What a Representative Firm Is Looking for When a Manufacturer Contacts Them Regarding Representation

by Tommy Garnett, CPMR, CSP, Garnett Component Sales, Inc.

Long-lasting relationships between manufacturers and representatives are beneficial to each party and the customer as well. This relationship begins when the manufacturer reaches out to the representative and solicits professional representation in a specific area or on an account-by-account basis.

The information exchanged in this initial dialogue will help both sides develop an enduring foundation that can be built upon as each company grows. In this phase, representatives will decide whether to engage with the manufacturer or not. There are several things a manufacturer can do to prepare for this initial communication to ensure they find the representative best suited for their needs.

The manufacturer should be willing to have an open, honest and transparent dialogue with the prospective representative. A well-crafted summary email/letter should be submitted that contains the following topics:

1. Territory Geography Under Review

The representative needs to understand if the manufacturer’s needs are geographically based or an account-by-account arrangement. Once this is established, the representative will need to know if there are any protected accounts or “House Accounts.” If there are no active accounts in the stated territory, will the manufacturer entertain “Shared Market Development Fees” to assist the representative in underwriting the significant expenses associated with bringing the manufacturer to market? Will this be an “exclusive” territory, or will the manufacturer have other representatives in the region?

2. Previous Representation

The representative would want to understand if any previous representation existed in the territory. If so, what is the desire to change representation? Can the manufacturer share any lessons learned that might assist the new representative? If there is active representation, have they been notified of the intended change?

3. Territory Sales and Commission Structure

The representative needs sales history, previous quotations, and any key accounts the manufacturer would like focus on. This will help them understand the manufacturer’s expectations and if they will be able to meet them or not.

4. Business Structure

The representative will need to know how the business is set up. Is it a public or private corporation? Sole Proprietor?
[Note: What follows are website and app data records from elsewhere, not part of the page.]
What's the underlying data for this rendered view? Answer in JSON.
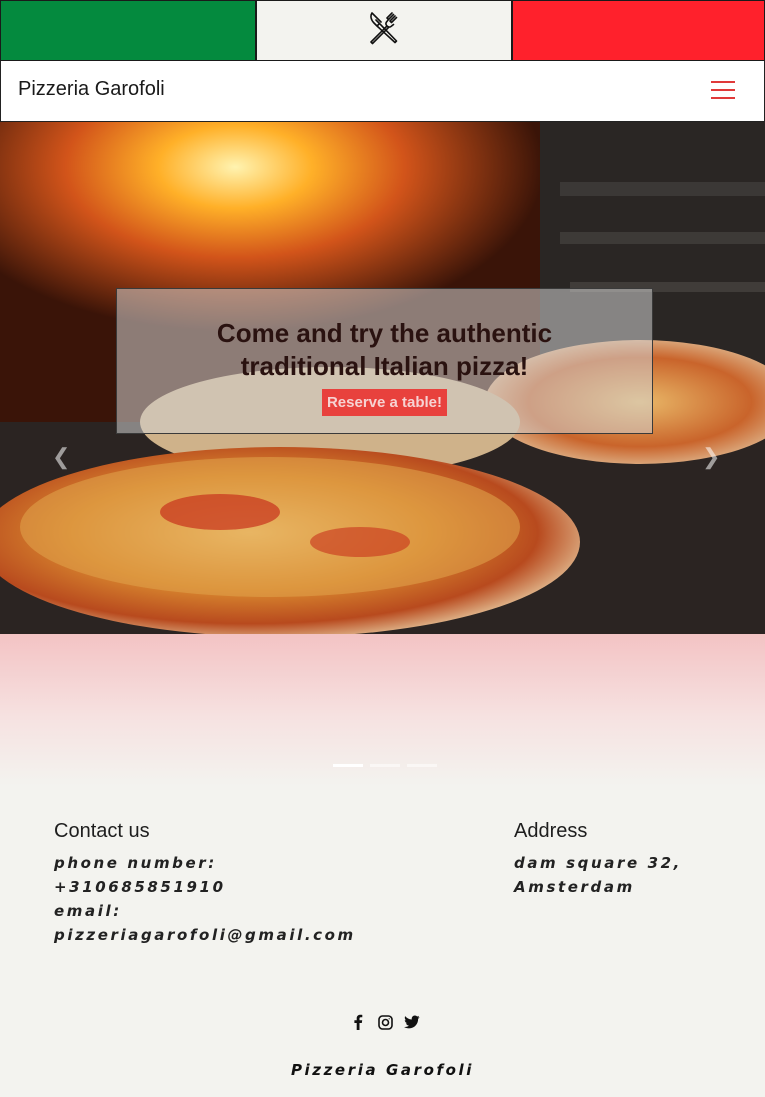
{
  "flag": {
    "colors": [
      "#048a3e",
      "#f3f3ef",
      "#ff212c"
    ],
    "icon": "fork-knife-icon"
  },
  "navbar": {
    "brand": "Pizzeria Garofoli",
    "menu_icon": "hamburger-menu-icon",
    "menu_color": "#e03a3a"
  },
  "hero": {
    "headline_line1": "Come and try the authentic",
    "headline_line2": "traditional Italian pizza!",
    "cta_label": "Reserve a table!",
    "prev_icon": "chevron-left-icon",
    "next_icon": "chevron-right-icon",
    "slide_count": 3,
    "active_slide": 1
  },
  "contact": {
    "title": "Contact us",
    "phone_label": "phone number:",
    "phone": "+310685851910",
    "email_label": "email:",
    "email": "pizzeriagarofoli@gmail.com"
  },
  "address": {
    "title": "Address",
    "line1": "dam square 32,",
    "line2": "Amsterdam"
  },
  "socials": [
    "facebook-icon",
    "instagram-icon",
    "twitter-icon"
  ],
  "footer": {
    "name": "Pizzeria Garofoli"
  }
}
LLC? Private equity is also a key piece of information to a representative. Does the manufacturer conduct business both domestically and internationally? What year was the company established?
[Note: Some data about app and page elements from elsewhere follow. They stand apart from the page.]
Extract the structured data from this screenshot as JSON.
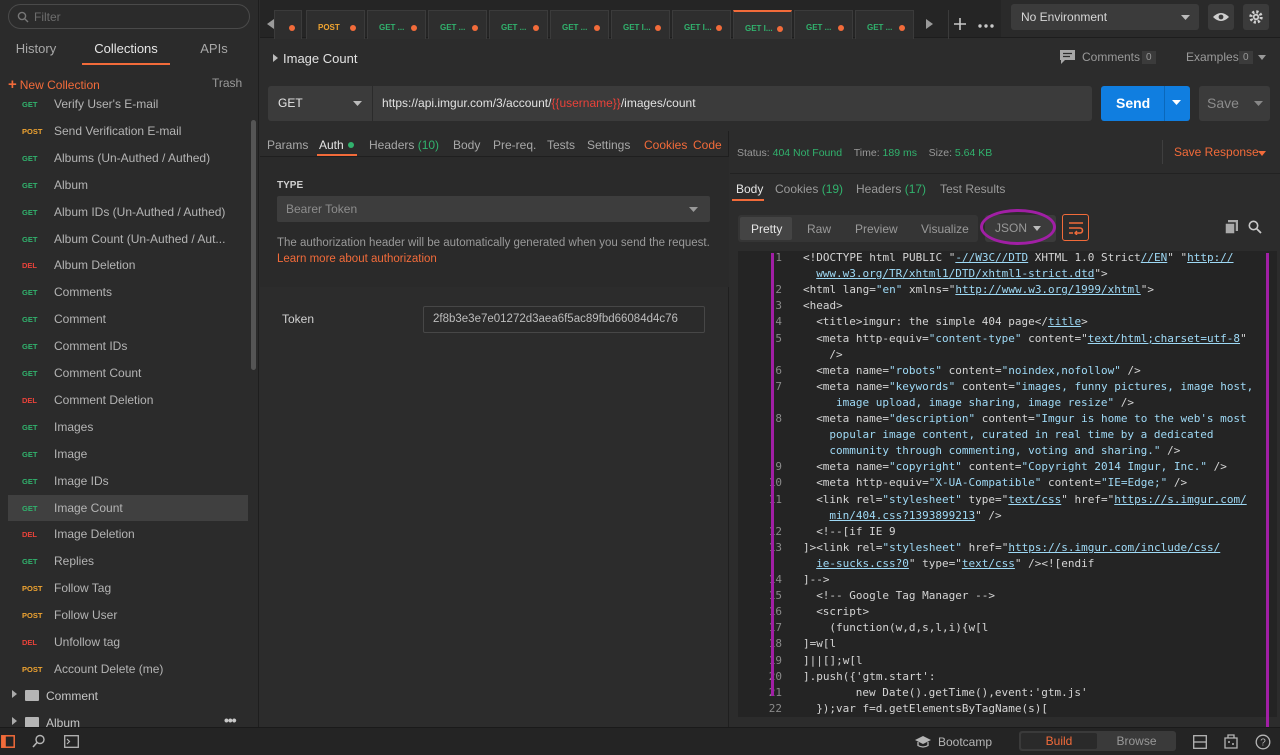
{
  "sidebar": {
    "filter_placeholder": "Filter",
    "tabs": [
      "History",
      "Collections",
      "APIs"
    ],
    "new_collection": "New Collection",
    "trash": "Trash",
    "items": [
      {
        "method": "GET",
        "name": "Verify User's E-mail"
      },
      {
        "method": "POST",
        "name": "Send Verification E-mail"
      },
      {
        "method": "GET",
        "name": "Albums (Un-Authed / Authed)"
      },
      {
        "method": "GET",
        "name": "Album"
      },
      {
        "method": "GET",
        "name": "Album IDs (Un-Authed / Authed)"
      },
      {
        "method": "GET",
        "name": "Album Count (Un-Authed / Aut..."
      },
      {
        "method": "DEL",
        "name": "Album Deletion"
      },
      {
        "method": "GET",
        "name": "Comments"
      },
      {
        "method": "GET",
        "name": "Comment"
      },
      {
        "method": "GET",
        "name": "Comment IDs"
      },
      {
        "method": "GET",
        "name": "Comment Count"
      },
      {
        "method": "DEL",
        "name": "Comment Deletion"
      },
      {
        "method": "GET",
        "name": "Images"
      },
      {
        "method": "GET",
        "name": "Image"
      },
      {
        "method": "GET",
        "name": "Image IDs"
      },
      {
        "method": "GET",
        "name": "Image Count",
        "selected": true
      },
      {
        "method": "DEL",
        "name": "Image Deletion"
      },
      {
        "method": "GET",
        "name": "Replies"
      },
      {
        "method": "POST",
        "name": "Follow Tag"
      },
      {
        "method": "POST",
        "name": "Follow User"
      },
      {
        "method": "DEL",
        "name": "Unfollow tag"
      },
      {
        "method": "POST",
        "name": "Account Delete (me)"
      }
    ],
    "folders": [
      "Comment",
      "Album"
    ]
  },
  "request_tabs": [
    {
      "method": "POST",
      "label": "POST"
    },
    {
      "method": "GET",
      "label": "GET ..."
    },
    {
      "method": "GET",
      "label": "GET ..."
    },
    {
      "method": "GET",
      "label": "GET ..."
    },
    {
      "method": "GET",
      "label": "GET ..."
    },
    {
      "method": "GET",
      "label": "GET I..."
    },
    {
      "method": "GET",
      "label": "GET I..."
    },
    {
      "method": "GET",
      "label": "GET I...",
      "active": true
    },
    {
      "method": "GET",
      "label": "GET ..."
    },
    {
      "method": "GET",
      "label": "GET ..."
    }
  ],
  "environment": "No Environment",
  "request": {
    "title": "Image Count",
    "comments_label": "Comments",
    "comments_count": "0",
    "examples_label": "Examples",
    "examples_count": "0",
    "method": "GET",
    "url_prefix": "https://api.imgur.com/3/account/",
    "url_var": "{{username}}",
    "url_suffix": "/images/count",
    "send": "Send",
    "save": "Save"
  },
  "request_nav": {
    "params": "Params",
    "auth": "Auth",
    "headers": "Headers",
    "headers_count": "(10)",
    "body": "Body",
    "prereq": "Pre-req.",
    "tests": "Tests",
    "settings": "Settings",
    "cookies": "Cookies",
    "code": "Code"
  },
  "auth": {
    "type_label": "TYPE",
    "type_value": "Bearer Token",
    "note": "The authorization header will be automatically generated when you send the request.",
    "learn_more": "Learn more about authorization",
    "token_label": "Token",
    "token_value": "2f8b3e3e7e01272d3aea6f5ac89fbd66084d4c76"
  },
  "response": {
    "status_label": "Status:",
    "status_value": "404 Not Found",
    "time_label": "Time:",
    "time_value": "189 ms",
    "size_label": "Size:",
    "size_value": "5.64 KB",
    "save_response": "Save Response",
    "tabs": {
      "body": "Body",
      "cookies": "Cookies",
      "cookies_count": "(19)",
      "headers": "Headers",
      "headers_count": "(17)",
      "test_results": "Test Results"
    },
    "views": [
      "Pretty",
      "Raw",
      "Preview",
      "Visualize"
    ],
    "format": "JSON"
  },
  "code_lines": [
    {
      "n": "1",
      "indent": 0,
      "segs": [
        [
          "t",
          "<!DOCTYPE html PUBLIC \""
        ],
        [
          "u",
          "-//W3C//DTD"
        ],
        [
          "t",
          " XHTML 1.0 Strict"
        ],
        [
          "u",
          "//EN"
        ],
        [
          "t",
          "\" \""
        ],
        [
          "u",
          "http://"
        ]
      ]
    },
    {
      "n": "",
      "indent": 2,
      "segs": [
        [
          "u",
          "www.w3.org/TR/xhtml1/DTD/xhtml1-strict.dtd"
        ],
        [
          "t",
          "\">"
        ]
      ]
    },
    {
      "n": "2",
      "indent": 0,
      "segs": [
        [
          "t",
          "<html lang="
        ],
        [
          "s",
          "\"en\""
        ],
        [
          "t",
          " xmlns=\""
        ],
        [
          "u",
          "http://www.w3.org/1999/xhtml"
        ],
        [
          "t",
          "\">"
        ]
      ]
    },
    {
      "n": "3",
      "indent": 0,
      "segs": [
        [
          "t",
          "<head>"
        ]
      ]
    },
    {
      "n": "4",
      "indent": 2,
      "segs": [
        [
          "t",
          "<title>imgur: the simple 404 page</"
        ],
        [
          "u",
          "title"
        ],
        [
          "t",
          ">"
        ]
      ]
    },
    {
      "n": "5",
      "indent": 2,
      "segs": [
        [
          "t",
          "<meta http-equiv="
        ],
        [
          "s",
          "\"content-type\""
        ],
        [
          "t",
          " content=\""
        ],
        [
          "u",
          "text/html;charset=utf-8"
        ],
        [
          "t",
          "\""
        ]
      ]
    },
    {
      "n": "",
      "indent": 4,
      "segs": [
        [
          "t",
          "/>"
        ]
      ]
    },
    {
      "n": "6",
      "indent": 2,
      "segs": [
        [
          "t",
          "<meta name="
        ],
        [
          "s",
          "\"robots\""
        ],
        [
          "t",
          " content="
        ],
        [
          "s",
          "\"noindex,nofollow\""
        ],
        [
          "t",
          " />"
        ]
      ]
    },
    {
      "n": "7",
      "indent": 2,
      "segs": [
        [
          "t",
          "<meta name="
        ],
        [
          "s",
          "\"keywords\""
        ],
        [
          "t",
          " content="
        ],
        [
          "s",
          "\"images, funny pictures, image host,"
        ]
      ]
    },
    {
      "n": "",
      "indent": 5,
      "segs": [
        [
          "s",
          "image upload, image sharing, image resize\""
        ],
        [
          "t",
          " />"
        ]
      ]
    },
    {
      "n": "8",
      "indent": 2,
      "segs": [
        [
          "t",
          "<meta name="
        ],
        [
          "s",
          "\"description\""
        ],
        [
          "t",
          " content="
        ],
        [
          "s",
          "\"Imgur is home to the web's most"
        ]
      ]
    },
    {
      "n": "",
      "indent": 4,
      "segs": [
        [
          "s",
          "popular image content, curated in real time by a dedicated"
        ]
      ]
    },
    {
      "n": "",
      "indent": 4,
      "segs": [
        [
          "s",
          "community through commenting, voting and sharing.\""
        ],
        [
          "t",
          " />"
        ]
      ]
    },
    {
      "n": "9",
      "indent": 2,
      "segs": [
        [
          "t",
          "<meta name="
        ],
        [
          "s",
          "\"copyright\""
        ],
        [
          "t",
          " content="
        ],
        [
          "s",
          "\"Copyright 2014 Imgur, Inc.\""
        ],
        [
          "t",
          " />"
        ]
      ]
    },
    {
      "n": "10",
      "indent": 2,
      "segs": [
        [
          "t",
          "<meta http-equiv="
        ],
        [
          "s",
          "\"X-UA-Compatible\""
        ],
        [
          "t",
          " content="
        ],
        [
          "s",
          "\"IE=Edge;\""
        ],
        [
          "t",
          " />"
        ]
      ]
    },
    {
      "n": "11",
      "indent": 2,
      "segs": [
        [
          "t",
          "<link rel="
        ],
        [
          "s",
          "\"stylesheet\""
        ],
        [
          "t",
          " type=\""
        ],
        [
          "u",
          "text/css"
        ],
        [
          "t",
          "\" href=\""
        ],
        [
          "u",
          "https://s.imgur.com/"
        ]
      ]
    },
    {
      "n": "",
      "indent": 4,
      "segs": [
        [
          "u",
          "min/404.css?1393899213"
        ],
        [
          "t",
          "\" />"
        ]
      ]
    },
    {
      "n": "12",
      "indent": 2,
      "segs": [
        [
          "t",
          "<!--[if IE 9"
        ]
      ]
    },
    {
      "n": "13",
      "indent": 0,
      "segs": [
        [
          "t",
          "]><link rel="
        ],
        [
          "s",
          "\"stylesheet\""
        ],
        [
          "t",
          " href=\""
        ],
        [
          "u",
          "https://s.imgur.com/include/css/"
        ]
      ]
    },
    {
      "n": "",
      "indent": 2,
      "segs": [
        [
          "u",
          "ie-sucks.css?0"
        ],
        [
          "t",
          "\" type=\""
        ],
        [
          "u",
          "text/css"
        ],
        [
          "t",
          "\" /><![endif"
        ]
      ]
    },
    {
      "n": "14",
      "indent": 0,
      "segs": [
        [
          "t",
          "]-->"
        ]
      ]
    },
    {
      "n": "15",
      "indent": 2,
      "segs": [
        [
          "t",
          "<!-- Google Tag Manager -->"
        ]
      ]
    },
    {
      "n": "16",
      "indent": 2,
      "segs": [
        [
          "t",
          "<script>"
        ]
      ]
    },
    {
      "n": "17",
      "indent": 4,
      "segs": [
        [
          "t",
          "(function(w,d,s,l,i){w[l"
        ]
      ]
    },
    {
      "n": "18",
      "indent": 0,
      "segs": [
        [
          "t",
          "]=w[l"
        ]
      ]
    },
    {
      "n": "19",
      "indent": 0,
      "segs": [
        [
          "t",
          "]||[];w[l"
        ]
      ]
    },
    {
      "n": "20",
      "indent": 0,
      "segs": [
        [
          "t",
          "].push({'gtm.start':"
        ]
      ]
    },
    {
      "n": "21",
      "indent": 8,
      "segs": [
        [
          "t",
          "new Date().getTime(),event:'gtm.js'"
        ]
      ]
    },
    {
      "n": "22",
      "indent": 2,
      "segs": [
        [
          "t",
          "});var f=d.getElementsByTagName(s)["
        ]
      ]
    }
  ],
  "bottom": {
    "bootcamp": "Bootcamp",
    "build": "Build",
    "browse": "Browse"
  },
  "colors": {
    "accent": "#f26b3a",
    "get": "#31b26d",
    "post": "#f0a431",
    "del": "#e8423a",
    "send": "#107ee0",
    "annotation": "#a11fa5"
  }
}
5. Sales Support and Training

These details offer a representative insight to the type of support they can come to expect. Will the manufacturer make available a plant visit to meet key personnel, understand workflow, and see how the plant will present itself to future customers? It is also important for the manufacturer to have an ongoing training program.

6. Marketing and Advertising
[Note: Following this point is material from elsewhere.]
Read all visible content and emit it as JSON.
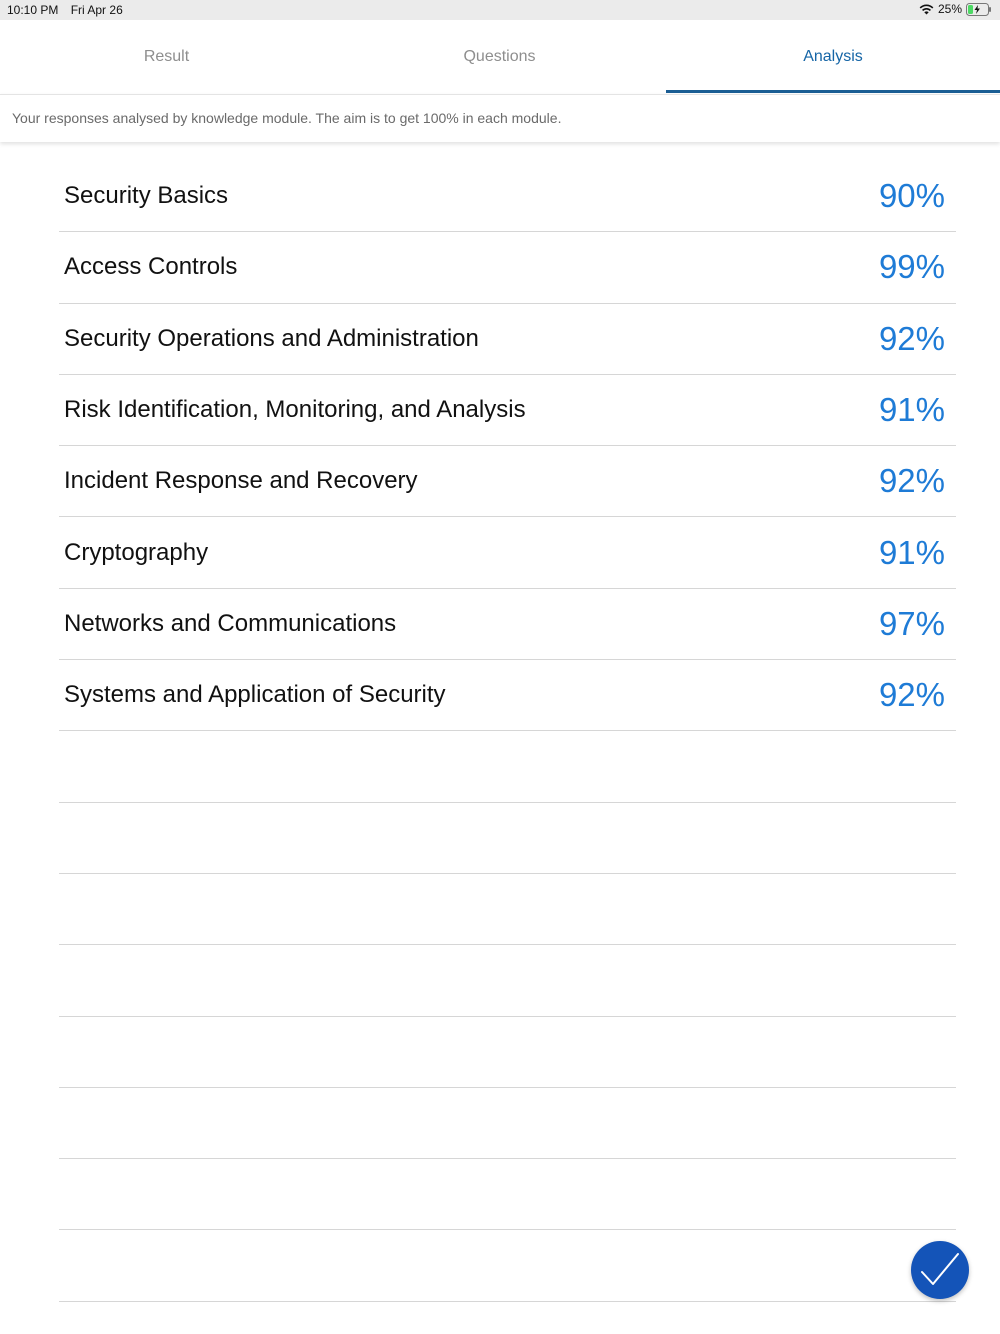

A clear, concise, business strategy set forth by the manufacturer will help the representative understand their current strategies and what goals they hope to achieve. This can also include an understanding of whether the manufacturer is set up to accept intranet orders.

7. Contract

Last, and likely the most important, is the use of a well-designed, mutually beneficial manufacturer-representative contract. The contract will set the foundation for the relationship and define terms such as termination policy, commission, reporting (both on behalf of the rep and manufacturer), and many other important topics. The representative may present their own version, or, most likely, the manufacturer will have a version they prefer if they are used to working with representatives.

Although there are several things to consider when a manufacturer decides to approach a representative, the most important thing is an open, honest dialogue. Transparency plays a vital role in determining the right fit. With the right communication, a mutually beneficial relationship can evolve that will last for years to come.

Tommy Garnett, CPMR, CSP, is president/CEO of Garnett Component Sales, Inc. GCS, headquartered in Wake Forest, NC, serves the OEM community by providing engineered mechanical component solutions. Garnett is a 27-year veteran of the manufacturers’ representative business and small business owner.